**Items from a data source:**

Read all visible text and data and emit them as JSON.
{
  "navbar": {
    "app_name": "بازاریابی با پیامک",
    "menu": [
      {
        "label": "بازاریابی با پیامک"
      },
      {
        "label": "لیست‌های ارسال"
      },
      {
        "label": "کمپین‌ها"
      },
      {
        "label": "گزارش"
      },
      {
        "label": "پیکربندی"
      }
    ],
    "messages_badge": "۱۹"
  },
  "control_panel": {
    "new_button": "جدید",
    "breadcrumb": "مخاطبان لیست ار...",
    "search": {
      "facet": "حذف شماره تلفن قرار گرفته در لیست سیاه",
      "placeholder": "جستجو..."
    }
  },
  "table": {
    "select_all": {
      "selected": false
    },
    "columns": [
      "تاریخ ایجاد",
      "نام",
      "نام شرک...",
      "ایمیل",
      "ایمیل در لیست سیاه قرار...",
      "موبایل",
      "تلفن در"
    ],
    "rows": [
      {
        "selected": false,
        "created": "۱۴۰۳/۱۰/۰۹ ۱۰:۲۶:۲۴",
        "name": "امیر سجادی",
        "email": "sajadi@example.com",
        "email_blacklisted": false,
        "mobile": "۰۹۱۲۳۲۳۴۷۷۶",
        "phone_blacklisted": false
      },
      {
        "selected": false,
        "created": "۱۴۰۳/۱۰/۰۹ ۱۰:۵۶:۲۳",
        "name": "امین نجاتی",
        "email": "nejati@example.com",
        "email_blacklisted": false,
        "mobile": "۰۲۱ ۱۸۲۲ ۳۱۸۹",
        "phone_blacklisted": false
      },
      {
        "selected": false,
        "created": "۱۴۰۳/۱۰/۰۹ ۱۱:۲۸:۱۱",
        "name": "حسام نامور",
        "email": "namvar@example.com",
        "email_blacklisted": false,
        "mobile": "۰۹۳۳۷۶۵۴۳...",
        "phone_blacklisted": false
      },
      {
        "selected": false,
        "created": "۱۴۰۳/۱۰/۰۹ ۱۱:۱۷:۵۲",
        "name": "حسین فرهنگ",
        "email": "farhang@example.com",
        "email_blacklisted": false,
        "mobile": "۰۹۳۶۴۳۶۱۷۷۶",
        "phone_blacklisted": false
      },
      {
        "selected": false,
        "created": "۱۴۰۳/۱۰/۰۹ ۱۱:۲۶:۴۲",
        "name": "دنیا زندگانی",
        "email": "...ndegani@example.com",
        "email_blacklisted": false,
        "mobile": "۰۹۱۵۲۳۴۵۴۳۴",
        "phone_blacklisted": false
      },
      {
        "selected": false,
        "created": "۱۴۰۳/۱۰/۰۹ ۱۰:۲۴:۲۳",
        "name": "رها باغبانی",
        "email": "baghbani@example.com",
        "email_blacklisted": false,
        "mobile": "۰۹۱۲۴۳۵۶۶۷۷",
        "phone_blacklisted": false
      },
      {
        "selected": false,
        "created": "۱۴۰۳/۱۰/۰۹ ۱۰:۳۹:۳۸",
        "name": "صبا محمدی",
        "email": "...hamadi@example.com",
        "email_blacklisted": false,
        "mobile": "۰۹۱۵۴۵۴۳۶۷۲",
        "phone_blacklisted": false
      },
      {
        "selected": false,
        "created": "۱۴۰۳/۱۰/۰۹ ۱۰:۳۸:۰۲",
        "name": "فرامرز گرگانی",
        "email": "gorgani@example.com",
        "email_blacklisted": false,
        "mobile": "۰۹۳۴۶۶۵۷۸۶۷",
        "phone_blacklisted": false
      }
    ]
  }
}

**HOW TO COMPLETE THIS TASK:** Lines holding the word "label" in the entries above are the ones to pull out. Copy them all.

**TASK ANSWER:**
        "label": "بازاریابی با پیامک"
        "label": "لیست‌های ارسال"
        "label": "کمپین‌ها"
        "label": "گزارش"
        "label": "پیکربندی"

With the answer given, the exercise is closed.